THE TASK => Report the number of lines of the listing below containing the string "level", with nothing added.

*** SOURCE MATERIAL ***

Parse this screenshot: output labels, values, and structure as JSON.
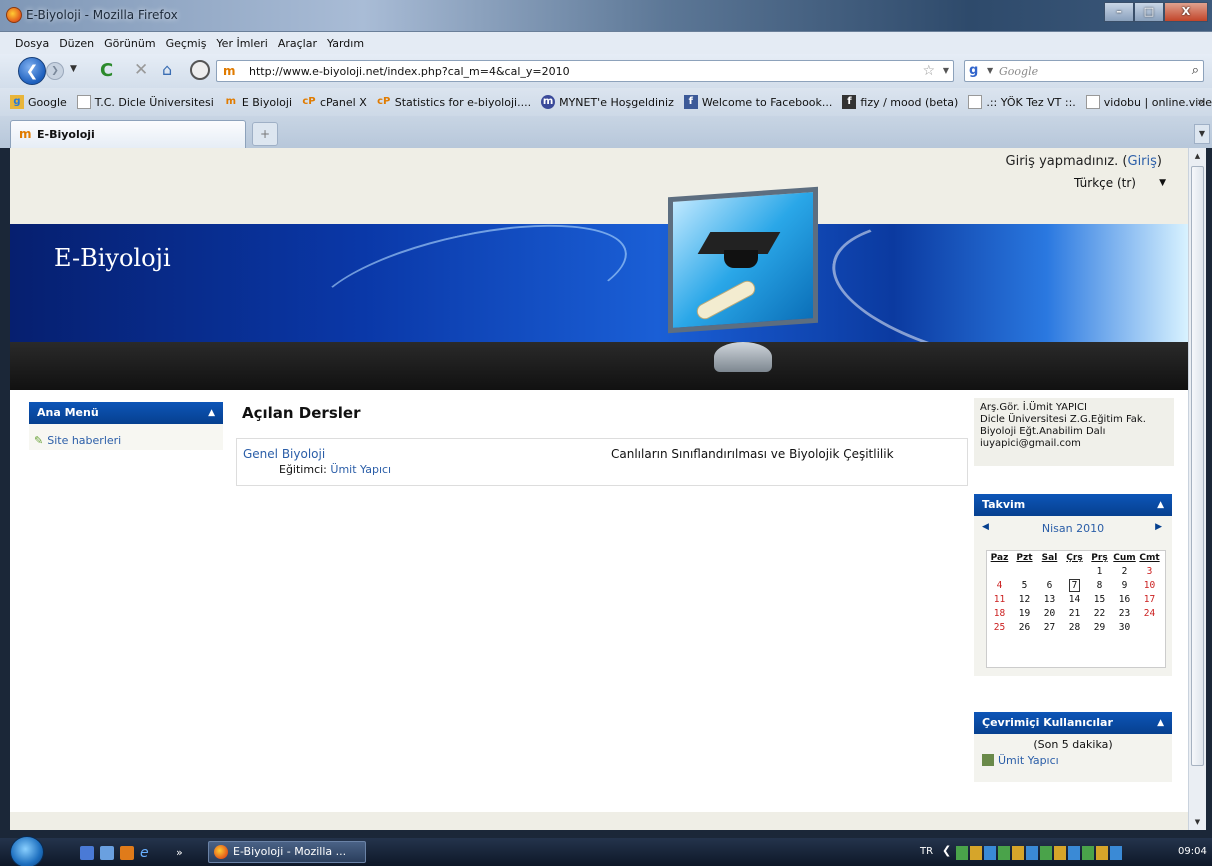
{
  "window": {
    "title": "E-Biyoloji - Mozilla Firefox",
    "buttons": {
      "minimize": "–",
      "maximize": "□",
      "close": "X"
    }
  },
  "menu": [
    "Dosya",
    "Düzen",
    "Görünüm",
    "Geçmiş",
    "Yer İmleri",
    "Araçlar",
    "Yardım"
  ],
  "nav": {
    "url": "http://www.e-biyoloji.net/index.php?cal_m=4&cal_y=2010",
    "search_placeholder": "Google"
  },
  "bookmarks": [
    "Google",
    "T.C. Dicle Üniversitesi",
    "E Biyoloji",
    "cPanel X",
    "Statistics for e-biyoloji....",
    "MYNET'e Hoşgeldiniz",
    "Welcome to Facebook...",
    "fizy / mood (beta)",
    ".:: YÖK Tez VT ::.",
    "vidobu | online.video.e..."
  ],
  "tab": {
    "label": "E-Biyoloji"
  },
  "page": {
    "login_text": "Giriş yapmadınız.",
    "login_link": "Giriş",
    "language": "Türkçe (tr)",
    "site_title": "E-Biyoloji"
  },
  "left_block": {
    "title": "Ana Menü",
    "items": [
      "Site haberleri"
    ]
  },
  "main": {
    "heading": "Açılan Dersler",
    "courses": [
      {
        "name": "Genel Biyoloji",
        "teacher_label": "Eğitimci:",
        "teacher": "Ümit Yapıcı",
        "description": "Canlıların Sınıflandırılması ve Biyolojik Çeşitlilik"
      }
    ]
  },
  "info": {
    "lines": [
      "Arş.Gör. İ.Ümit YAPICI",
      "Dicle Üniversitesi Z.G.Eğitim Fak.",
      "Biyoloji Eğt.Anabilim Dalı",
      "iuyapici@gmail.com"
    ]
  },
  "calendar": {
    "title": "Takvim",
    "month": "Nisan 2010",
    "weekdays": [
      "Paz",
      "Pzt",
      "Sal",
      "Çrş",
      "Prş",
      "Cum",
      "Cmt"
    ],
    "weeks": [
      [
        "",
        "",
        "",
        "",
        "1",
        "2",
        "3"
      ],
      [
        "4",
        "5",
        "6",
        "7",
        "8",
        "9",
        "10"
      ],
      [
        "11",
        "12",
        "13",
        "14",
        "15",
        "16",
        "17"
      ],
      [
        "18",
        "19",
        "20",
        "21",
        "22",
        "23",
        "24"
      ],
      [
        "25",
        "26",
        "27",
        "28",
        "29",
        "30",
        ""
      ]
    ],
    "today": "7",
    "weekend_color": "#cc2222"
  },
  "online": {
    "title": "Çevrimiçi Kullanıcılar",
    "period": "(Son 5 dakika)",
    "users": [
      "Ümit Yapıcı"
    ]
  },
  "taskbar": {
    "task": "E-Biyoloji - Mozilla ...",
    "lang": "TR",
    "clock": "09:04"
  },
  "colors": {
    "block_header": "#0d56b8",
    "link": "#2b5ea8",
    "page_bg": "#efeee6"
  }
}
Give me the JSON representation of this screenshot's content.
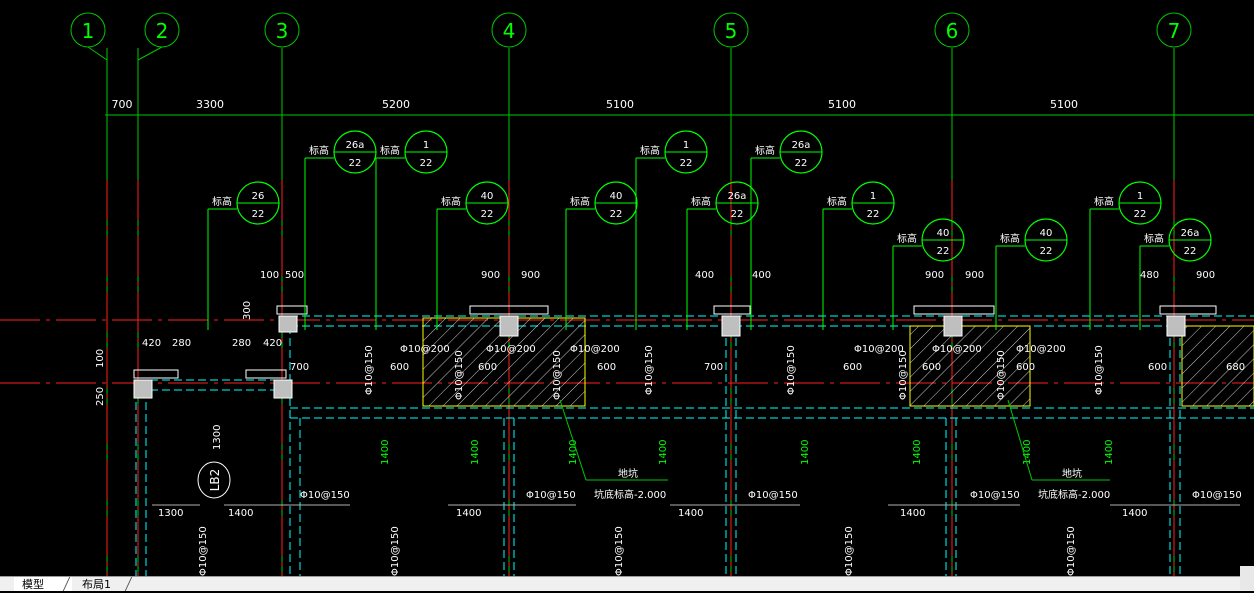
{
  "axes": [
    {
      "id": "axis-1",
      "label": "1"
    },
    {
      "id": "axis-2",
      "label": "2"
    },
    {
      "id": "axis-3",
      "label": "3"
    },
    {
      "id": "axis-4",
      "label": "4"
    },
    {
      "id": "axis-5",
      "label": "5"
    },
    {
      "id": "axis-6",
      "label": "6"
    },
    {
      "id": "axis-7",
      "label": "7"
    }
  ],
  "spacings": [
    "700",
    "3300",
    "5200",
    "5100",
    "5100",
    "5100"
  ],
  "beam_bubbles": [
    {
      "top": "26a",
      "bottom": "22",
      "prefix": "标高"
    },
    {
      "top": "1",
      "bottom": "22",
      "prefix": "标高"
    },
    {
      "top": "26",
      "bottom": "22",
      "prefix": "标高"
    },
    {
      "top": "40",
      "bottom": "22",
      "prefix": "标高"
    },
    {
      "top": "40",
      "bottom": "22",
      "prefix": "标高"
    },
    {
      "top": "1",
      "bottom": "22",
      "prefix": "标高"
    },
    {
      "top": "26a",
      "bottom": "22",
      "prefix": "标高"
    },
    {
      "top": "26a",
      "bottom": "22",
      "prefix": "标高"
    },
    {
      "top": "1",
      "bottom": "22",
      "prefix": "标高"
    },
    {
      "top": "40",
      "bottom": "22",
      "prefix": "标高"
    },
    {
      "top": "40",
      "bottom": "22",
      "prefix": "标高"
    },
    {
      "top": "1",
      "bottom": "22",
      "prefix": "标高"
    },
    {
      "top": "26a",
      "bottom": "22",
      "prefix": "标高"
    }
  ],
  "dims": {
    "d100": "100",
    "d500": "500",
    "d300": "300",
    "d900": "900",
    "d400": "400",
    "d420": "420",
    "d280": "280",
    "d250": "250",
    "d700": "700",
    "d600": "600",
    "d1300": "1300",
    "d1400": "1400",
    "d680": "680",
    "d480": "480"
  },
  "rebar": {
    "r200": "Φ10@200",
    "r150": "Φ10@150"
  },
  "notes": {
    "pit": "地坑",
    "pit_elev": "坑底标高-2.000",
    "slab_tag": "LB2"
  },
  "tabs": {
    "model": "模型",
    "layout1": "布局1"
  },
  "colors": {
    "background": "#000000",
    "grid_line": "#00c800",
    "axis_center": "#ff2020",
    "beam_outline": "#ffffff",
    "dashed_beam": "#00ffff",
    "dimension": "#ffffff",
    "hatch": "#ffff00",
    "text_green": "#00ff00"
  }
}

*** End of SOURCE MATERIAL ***
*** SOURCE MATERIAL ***

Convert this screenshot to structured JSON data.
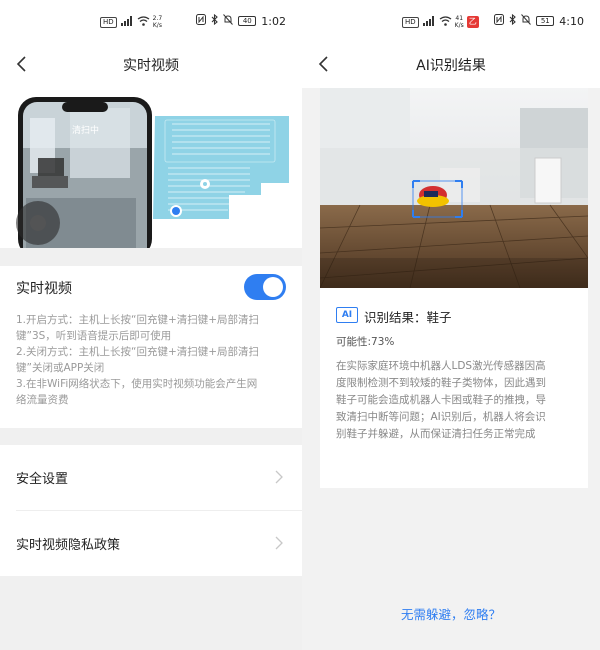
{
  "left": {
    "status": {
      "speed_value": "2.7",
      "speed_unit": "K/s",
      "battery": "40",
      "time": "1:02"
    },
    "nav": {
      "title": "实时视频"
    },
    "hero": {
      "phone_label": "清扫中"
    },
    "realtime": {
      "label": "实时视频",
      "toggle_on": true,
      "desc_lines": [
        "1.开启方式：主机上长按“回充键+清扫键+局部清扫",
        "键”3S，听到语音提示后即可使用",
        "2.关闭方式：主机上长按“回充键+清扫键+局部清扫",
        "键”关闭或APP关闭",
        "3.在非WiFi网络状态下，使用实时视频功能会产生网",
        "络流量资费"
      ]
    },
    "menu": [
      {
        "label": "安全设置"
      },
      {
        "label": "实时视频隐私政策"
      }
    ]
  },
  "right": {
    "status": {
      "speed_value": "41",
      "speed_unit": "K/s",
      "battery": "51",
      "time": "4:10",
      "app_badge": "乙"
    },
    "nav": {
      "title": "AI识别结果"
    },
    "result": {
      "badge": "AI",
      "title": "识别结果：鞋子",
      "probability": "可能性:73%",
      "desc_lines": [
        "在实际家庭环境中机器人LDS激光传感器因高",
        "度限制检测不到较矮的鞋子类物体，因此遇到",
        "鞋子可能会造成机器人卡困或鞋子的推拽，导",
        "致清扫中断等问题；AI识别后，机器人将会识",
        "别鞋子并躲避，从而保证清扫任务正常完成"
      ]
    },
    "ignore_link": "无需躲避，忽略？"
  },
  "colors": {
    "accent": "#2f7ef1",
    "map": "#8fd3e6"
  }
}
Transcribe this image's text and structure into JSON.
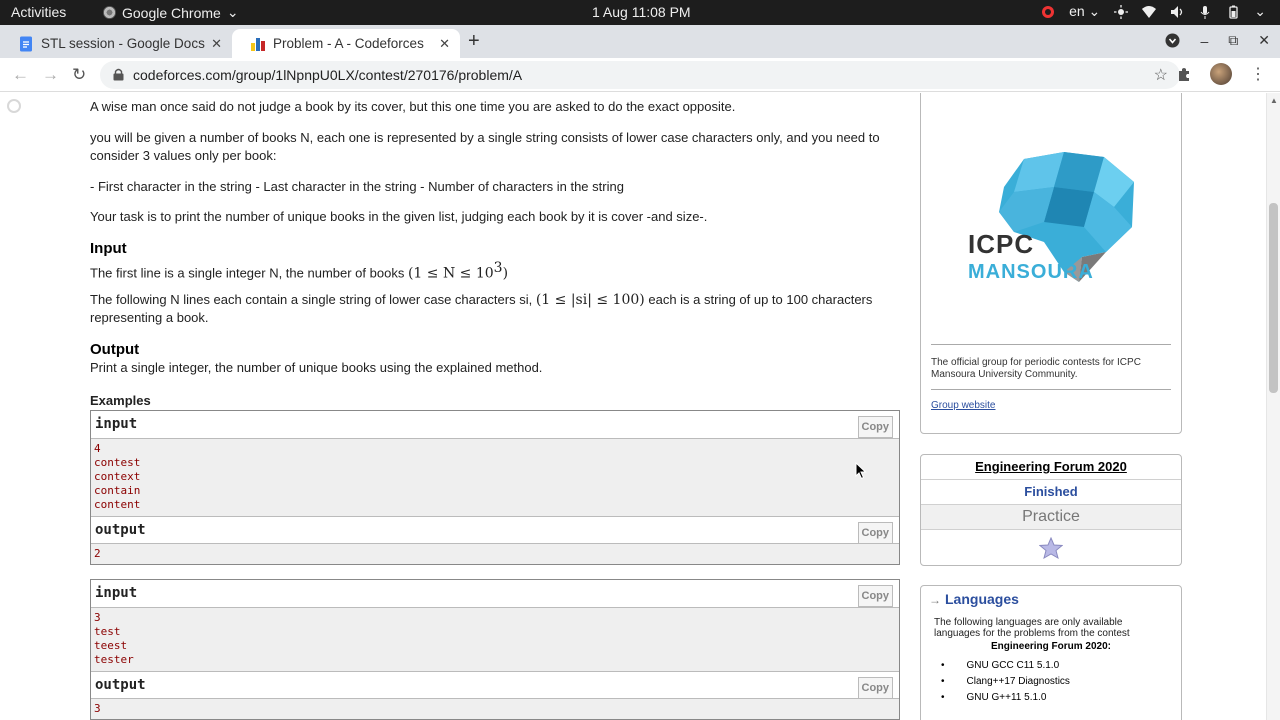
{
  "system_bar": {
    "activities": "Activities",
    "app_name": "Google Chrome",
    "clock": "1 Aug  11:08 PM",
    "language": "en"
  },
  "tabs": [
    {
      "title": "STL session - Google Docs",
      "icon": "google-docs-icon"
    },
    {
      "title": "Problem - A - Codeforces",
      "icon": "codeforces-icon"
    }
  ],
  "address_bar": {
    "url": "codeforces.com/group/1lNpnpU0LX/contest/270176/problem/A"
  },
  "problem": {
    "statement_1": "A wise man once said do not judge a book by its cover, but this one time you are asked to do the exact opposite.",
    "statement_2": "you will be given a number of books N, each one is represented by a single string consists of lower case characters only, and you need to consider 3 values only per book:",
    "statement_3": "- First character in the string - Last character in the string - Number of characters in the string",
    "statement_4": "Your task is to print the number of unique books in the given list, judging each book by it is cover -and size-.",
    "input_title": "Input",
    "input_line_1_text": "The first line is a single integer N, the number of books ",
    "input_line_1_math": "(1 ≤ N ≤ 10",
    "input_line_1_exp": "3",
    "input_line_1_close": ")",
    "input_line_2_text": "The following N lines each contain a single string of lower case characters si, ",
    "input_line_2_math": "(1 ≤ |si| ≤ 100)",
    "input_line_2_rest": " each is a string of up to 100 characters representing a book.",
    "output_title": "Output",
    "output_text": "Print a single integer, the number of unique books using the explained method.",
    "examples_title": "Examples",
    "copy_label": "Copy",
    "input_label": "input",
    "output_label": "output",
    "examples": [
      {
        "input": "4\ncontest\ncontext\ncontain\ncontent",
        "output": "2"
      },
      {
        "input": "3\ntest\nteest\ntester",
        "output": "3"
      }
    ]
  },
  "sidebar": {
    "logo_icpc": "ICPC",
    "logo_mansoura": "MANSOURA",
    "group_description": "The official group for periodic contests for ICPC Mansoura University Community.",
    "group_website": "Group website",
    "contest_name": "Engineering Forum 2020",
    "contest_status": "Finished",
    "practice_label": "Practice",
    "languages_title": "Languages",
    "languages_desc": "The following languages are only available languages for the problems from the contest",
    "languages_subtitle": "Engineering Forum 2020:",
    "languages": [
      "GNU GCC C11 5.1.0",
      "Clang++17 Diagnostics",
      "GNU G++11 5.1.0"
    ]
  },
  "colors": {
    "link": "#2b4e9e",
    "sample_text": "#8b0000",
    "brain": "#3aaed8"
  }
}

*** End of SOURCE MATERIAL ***
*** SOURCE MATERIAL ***

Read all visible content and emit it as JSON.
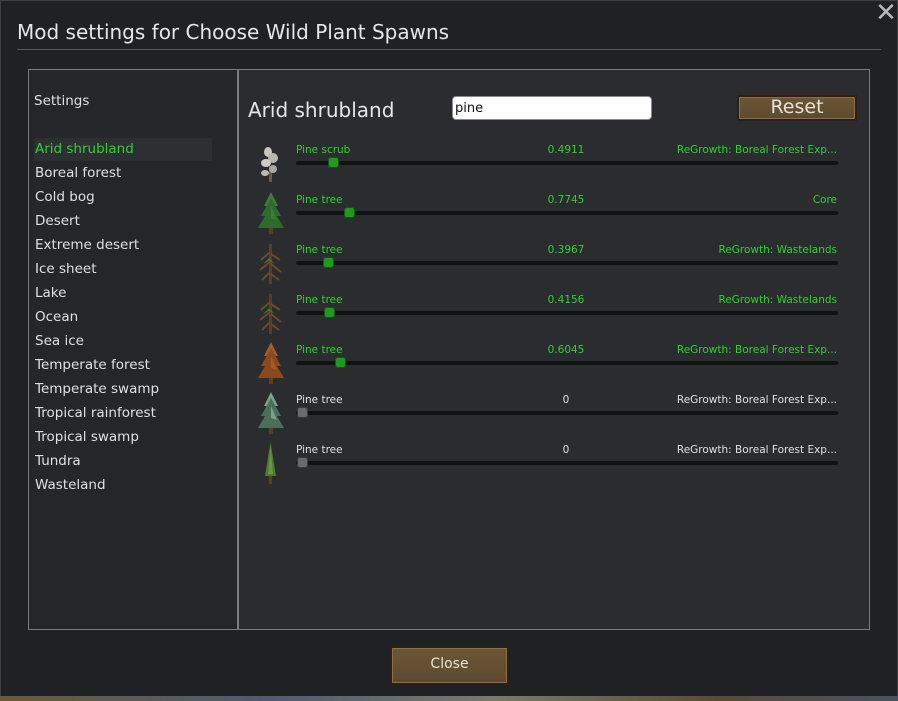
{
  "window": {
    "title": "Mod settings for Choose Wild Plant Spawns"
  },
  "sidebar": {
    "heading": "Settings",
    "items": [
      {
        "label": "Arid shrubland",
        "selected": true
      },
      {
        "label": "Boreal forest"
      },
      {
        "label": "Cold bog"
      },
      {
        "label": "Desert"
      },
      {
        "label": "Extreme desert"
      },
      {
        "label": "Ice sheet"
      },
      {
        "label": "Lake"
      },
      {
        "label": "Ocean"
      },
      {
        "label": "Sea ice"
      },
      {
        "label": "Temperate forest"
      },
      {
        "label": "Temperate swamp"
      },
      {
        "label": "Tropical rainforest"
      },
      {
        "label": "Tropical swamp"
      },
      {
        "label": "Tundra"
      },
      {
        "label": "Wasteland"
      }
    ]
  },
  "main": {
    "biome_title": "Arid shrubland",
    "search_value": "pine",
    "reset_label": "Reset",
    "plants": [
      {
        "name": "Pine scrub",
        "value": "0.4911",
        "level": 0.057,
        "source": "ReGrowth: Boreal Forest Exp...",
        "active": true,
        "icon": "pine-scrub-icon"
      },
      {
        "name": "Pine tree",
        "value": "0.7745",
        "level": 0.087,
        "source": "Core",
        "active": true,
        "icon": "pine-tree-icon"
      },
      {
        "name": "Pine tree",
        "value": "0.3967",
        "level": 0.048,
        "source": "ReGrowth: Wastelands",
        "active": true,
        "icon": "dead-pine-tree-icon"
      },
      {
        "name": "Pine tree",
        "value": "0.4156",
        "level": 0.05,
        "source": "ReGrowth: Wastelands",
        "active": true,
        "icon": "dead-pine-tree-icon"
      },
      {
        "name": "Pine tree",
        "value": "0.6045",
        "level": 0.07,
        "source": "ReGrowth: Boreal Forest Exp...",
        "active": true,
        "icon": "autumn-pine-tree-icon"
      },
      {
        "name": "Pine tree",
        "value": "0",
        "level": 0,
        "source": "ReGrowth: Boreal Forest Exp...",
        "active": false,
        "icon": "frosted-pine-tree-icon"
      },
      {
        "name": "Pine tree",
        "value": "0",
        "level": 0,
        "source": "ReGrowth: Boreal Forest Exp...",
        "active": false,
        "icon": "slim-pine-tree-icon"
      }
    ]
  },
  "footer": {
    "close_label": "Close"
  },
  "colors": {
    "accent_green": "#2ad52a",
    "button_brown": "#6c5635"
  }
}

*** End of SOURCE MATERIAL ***

SOLUTION FOR THIS PROBLEM => 7